I’m going to venture another one that might become popular in the next few days. #Hung10 anyone?

Labour and Conservative Decline Traces Back Over Half a Century

This morning I posted about the decline in the overall share of the two “major” parties and how this pointed to a certain hung parliament.

The post attracted a lot of traffic and several comments not least from one Ben Goldacre, journalist, doctor and author of the Bad Science blog.  I used ICM/Guardian data and plotted a graph showing the decline in votes over the last 20 years for the two major parties. He accused me of bullshitting and repeatedly called me a twat because I had omitted data from 1984-1990 that was available from the Guardian.  In fact the reason for starting from 1990 was because 20 years seemed like a good length of time to support the argument and there was a blip in the early eighties caused by the split of the SDP from Labour and their alliance with the Liberals.  I ought to point out that I wasn’t entirely blameless in the exchange in that I suggested he’d had a drink or two. Sorry Ben.

I am now posting using election data from the last 50 years and the latest poll data for 2010.  I think the picture is pretty clear and undistorted and supports the earlier hypothesis.  The combined support for the two main parties has been falling for 50 years.  If that continues and there is no proof that it will then two-party politics is on the way out.  The defining moment might just be on Thursday.

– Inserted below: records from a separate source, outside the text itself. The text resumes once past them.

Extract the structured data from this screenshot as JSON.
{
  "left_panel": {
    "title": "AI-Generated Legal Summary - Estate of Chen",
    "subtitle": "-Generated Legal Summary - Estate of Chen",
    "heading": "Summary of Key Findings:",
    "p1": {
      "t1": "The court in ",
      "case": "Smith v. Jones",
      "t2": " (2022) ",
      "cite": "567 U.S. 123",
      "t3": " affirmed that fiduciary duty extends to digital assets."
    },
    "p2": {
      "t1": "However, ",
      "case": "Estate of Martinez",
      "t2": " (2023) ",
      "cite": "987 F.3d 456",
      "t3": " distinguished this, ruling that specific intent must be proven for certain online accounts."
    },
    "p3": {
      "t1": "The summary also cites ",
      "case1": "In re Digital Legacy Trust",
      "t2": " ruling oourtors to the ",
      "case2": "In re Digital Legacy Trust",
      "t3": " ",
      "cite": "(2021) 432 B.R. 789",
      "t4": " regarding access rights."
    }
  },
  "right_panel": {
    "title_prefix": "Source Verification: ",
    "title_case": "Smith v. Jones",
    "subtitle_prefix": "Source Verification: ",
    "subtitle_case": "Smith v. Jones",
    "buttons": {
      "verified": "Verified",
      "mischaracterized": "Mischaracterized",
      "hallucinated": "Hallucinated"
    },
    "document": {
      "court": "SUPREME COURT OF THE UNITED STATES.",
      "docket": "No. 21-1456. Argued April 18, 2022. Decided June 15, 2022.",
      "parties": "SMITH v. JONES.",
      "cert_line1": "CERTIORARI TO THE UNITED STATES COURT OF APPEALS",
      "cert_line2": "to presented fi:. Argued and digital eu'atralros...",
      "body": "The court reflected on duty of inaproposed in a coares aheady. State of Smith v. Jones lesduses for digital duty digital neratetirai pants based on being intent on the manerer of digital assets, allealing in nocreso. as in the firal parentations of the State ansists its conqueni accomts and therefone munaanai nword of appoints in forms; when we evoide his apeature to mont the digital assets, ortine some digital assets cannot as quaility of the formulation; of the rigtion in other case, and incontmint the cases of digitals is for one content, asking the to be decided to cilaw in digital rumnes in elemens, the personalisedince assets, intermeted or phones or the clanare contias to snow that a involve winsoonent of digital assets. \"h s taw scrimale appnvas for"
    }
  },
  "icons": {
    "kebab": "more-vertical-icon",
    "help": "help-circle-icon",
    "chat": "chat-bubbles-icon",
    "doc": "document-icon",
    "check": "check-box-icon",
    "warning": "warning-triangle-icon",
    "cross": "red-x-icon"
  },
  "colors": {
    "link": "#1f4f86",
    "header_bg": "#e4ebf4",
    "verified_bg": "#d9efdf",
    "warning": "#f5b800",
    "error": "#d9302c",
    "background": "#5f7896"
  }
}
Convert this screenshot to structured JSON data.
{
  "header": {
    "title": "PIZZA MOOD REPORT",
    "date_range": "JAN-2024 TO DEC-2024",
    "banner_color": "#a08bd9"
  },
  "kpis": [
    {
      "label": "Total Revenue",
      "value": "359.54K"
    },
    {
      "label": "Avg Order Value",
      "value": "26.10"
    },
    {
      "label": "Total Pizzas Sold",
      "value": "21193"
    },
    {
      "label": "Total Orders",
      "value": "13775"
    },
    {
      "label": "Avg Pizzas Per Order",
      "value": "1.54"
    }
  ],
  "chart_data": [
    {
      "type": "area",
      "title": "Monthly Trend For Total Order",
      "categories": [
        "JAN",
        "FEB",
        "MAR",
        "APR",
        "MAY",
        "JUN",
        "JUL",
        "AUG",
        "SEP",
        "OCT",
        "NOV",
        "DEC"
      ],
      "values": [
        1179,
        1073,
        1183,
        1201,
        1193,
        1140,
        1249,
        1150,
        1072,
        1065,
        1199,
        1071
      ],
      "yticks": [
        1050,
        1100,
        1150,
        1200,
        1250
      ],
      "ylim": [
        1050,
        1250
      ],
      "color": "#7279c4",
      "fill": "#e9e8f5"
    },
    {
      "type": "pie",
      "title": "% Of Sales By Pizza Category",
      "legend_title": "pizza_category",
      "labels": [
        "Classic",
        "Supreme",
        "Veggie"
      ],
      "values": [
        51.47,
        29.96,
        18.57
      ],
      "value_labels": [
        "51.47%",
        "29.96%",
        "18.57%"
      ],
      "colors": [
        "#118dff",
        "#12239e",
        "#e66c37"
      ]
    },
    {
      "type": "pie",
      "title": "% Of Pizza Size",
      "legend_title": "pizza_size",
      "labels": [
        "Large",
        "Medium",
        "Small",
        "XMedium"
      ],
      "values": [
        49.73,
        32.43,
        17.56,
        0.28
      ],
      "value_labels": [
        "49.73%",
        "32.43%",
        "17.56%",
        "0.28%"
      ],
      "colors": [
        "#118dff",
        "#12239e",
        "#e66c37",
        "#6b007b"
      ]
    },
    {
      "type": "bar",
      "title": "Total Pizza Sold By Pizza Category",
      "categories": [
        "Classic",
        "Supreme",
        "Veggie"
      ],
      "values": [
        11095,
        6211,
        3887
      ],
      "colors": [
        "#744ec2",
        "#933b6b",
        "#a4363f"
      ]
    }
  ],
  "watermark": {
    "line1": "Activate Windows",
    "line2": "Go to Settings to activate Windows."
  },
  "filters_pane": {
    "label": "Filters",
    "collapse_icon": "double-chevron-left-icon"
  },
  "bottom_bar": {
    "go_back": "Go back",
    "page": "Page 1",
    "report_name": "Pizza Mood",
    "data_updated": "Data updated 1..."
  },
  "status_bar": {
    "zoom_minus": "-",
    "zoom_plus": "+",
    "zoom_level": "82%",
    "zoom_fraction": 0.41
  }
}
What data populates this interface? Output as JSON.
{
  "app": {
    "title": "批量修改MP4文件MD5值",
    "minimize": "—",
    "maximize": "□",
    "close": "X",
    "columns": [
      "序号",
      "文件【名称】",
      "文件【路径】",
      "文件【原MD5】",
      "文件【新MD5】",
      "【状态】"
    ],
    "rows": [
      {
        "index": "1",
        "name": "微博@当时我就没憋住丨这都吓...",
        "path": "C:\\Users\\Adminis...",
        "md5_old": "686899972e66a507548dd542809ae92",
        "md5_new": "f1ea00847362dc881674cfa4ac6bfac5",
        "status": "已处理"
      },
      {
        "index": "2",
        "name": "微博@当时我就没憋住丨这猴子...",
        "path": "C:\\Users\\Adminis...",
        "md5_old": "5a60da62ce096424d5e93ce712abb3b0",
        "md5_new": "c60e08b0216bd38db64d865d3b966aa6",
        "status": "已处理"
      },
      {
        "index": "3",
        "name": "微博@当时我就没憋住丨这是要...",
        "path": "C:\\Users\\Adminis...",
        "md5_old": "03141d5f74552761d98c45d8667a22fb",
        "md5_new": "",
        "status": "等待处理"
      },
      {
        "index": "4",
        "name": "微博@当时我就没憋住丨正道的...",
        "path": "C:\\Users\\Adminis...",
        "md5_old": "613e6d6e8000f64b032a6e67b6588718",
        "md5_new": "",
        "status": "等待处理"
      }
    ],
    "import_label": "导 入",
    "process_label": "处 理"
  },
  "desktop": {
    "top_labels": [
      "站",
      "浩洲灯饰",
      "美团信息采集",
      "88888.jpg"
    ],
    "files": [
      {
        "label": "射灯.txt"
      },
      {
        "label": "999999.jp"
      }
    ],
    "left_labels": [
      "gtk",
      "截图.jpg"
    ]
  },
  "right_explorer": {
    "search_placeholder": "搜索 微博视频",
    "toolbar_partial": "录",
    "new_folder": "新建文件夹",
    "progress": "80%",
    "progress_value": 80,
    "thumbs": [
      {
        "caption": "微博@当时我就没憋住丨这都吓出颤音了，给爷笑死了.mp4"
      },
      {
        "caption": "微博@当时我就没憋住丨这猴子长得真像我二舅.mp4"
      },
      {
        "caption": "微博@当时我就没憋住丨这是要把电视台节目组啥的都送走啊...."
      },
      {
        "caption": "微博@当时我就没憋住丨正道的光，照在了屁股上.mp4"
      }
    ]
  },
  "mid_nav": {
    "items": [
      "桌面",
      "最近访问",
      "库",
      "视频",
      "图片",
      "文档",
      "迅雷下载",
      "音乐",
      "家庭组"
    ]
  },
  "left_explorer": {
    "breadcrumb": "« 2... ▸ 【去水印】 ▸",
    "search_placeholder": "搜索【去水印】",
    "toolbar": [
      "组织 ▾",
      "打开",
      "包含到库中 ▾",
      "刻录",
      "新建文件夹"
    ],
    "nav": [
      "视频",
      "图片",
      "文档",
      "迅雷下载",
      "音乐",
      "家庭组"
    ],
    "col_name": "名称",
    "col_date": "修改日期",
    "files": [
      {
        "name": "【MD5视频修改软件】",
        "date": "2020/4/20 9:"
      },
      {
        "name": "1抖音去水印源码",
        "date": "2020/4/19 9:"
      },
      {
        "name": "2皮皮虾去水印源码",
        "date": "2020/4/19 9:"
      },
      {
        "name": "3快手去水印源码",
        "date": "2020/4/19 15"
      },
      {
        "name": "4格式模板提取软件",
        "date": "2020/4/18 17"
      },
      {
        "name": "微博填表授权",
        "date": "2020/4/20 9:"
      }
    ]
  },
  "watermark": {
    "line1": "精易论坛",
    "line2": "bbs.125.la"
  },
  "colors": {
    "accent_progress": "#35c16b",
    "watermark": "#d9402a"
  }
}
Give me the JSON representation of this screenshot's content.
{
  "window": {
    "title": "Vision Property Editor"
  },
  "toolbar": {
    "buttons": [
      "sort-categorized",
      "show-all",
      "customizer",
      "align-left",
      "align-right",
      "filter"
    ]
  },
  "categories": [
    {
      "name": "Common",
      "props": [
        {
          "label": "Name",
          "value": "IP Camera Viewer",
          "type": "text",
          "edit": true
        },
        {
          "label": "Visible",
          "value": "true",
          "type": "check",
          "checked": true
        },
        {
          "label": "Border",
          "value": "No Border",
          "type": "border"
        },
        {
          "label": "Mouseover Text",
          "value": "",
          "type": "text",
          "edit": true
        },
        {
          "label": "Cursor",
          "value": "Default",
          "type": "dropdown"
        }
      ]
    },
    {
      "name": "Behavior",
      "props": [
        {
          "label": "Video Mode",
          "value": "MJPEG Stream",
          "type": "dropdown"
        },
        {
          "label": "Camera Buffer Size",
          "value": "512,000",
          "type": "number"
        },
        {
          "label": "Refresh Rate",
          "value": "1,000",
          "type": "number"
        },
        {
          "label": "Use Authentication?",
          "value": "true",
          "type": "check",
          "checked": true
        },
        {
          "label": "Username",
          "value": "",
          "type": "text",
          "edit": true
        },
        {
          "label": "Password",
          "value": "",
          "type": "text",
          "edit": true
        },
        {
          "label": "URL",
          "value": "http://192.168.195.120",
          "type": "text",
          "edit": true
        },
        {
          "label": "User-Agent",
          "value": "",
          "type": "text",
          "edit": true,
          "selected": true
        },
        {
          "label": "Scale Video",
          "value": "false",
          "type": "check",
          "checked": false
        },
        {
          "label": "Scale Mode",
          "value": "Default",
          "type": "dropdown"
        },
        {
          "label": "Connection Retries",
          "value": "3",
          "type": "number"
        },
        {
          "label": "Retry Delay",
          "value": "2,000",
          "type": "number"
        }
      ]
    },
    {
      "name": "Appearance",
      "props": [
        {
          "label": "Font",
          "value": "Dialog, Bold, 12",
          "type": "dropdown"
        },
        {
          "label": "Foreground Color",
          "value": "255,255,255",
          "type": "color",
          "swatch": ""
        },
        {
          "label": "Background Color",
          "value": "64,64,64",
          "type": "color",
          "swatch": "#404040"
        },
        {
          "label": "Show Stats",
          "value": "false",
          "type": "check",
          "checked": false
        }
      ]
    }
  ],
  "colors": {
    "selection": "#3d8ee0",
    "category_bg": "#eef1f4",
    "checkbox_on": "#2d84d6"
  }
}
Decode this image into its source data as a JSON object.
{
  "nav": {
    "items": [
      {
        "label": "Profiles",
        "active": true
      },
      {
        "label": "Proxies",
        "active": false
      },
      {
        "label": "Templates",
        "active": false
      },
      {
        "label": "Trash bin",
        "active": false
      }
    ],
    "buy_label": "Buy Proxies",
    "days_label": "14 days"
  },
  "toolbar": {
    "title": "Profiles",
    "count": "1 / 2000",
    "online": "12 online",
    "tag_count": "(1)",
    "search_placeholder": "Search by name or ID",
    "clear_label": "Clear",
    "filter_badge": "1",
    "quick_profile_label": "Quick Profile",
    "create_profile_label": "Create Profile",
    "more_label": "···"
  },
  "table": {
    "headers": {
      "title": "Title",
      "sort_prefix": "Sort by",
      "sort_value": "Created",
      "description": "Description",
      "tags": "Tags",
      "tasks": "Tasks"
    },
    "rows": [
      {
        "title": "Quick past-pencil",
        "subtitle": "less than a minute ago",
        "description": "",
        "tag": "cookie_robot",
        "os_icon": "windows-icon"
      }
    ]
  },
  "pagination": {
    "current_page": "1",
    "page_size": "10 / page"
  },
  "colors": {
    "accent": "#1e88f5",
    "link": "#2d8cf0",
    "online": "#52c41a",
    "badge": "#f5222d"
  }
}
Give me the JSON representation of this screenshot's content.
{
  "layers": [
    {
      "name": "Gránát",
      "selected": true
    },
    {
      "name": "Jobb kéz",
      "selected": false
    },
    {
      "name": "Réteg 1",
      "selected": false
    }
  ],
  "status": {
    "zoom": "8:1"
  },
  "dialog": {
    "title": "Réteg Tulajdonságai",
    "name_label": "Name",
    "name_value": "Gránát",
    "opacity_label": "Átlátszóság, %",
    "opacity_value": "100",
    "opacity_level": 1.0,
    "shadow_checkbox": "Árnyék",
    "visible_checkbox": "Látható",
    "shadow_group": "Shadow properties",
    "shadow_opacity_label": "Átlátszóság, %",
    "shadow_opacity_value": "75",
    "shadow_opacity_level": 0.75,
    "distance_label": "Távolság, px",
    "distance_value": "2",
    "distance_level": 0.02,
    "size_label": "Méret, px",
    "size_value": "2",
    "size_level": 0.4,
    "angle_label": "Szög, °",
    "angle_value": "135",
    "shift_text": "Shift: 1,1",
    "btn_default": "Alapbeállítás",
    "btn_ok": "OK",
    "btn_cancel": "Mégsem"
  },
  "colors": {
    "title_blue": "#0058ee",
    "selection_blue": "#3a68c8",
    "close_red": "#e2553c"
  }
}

‘Hung’ Parliament Guaranteed by Labour and Conservative Decline

The TV debates aren’t responsible for the Hung Parliament that will follow Thursday’s election as surely as night follows day.  A quarter of a century of decline in the combined Labour and Conservative share of the vote means that the two party stranglehold over UK politics is on its way out and Clegg’s TV performance was just a tipping point.

One of the wonderful things about the web is the accessibility of data.  The Guardian has published all of the Guardian/ICM polling data since 1984. At Election 10 we took the combined Labour and Conservative share for every poll and created the graph above.  In 1990 the two parties were claiming almost 90% of the vote between them this has shrunk to a little over 60% and it has been a steady consistent decline.   A continuation of this would mean a government taking power that was opposed by around 65% of the population.  Even our bizarre electoral system can’t sustain this.

To predict the future we must delve into the past.  In this case the past is telling us that the party is very nearly over for the reds and blues and the voters will be calling time this Thursday.

How the 2010 Election Gap has Narrowed in Red, Blue and Gold


There’s a brilliant web site, independently run by YouGov political analyst Anthony Wells, called the UK Polling Report.  Along with lots of other election data is brings together all the opinion polls every day.  It also has data going back to the last election.  There is perhaps no better representation of what has happened in the last couple of weeks than this graph taken from the site.  Between 2005 and 2008 the Labour and Conservative shares were much of a muchness, whilst the last two years saw unbroken Tory dominance, albeit with a steady narrowing of the gap since last summer. Then wham bam thank you mam the three parties collided after the first TV debate and that look very much like where we’ll be in just over a week’s time.

Was YouGov’s Flawed Leaders’ Debate Poll Deliberate or Merely Inept?

Since we posted on the Leaders’ Debate Poll conducted by YouGov on Thursday there has been an extraordinary revelation.  YouGov says their internet poll on the TV debate was conducted between 9.27pm and 9.31pm, so the majority of responses were taken during the debate not after it.

This is critical because it means the poll was taken during the summing up speeches.  The speeches took place at the following times:

Brown          9:26:30  – 9:28:05

Cameron     9:28:08  – 9:29:17

Clegg            9:29:18  – 9:30:47‬

That means that over half of the polling would have been done before Clegg summed up in the debate.   It also meant that up to half the responses were taken whilst Cameron was summing up and had sole command of the floor and the cameras.  That’s a serious flaw in the process and is either incompetence or intentional distortion.  You decide which you think it was.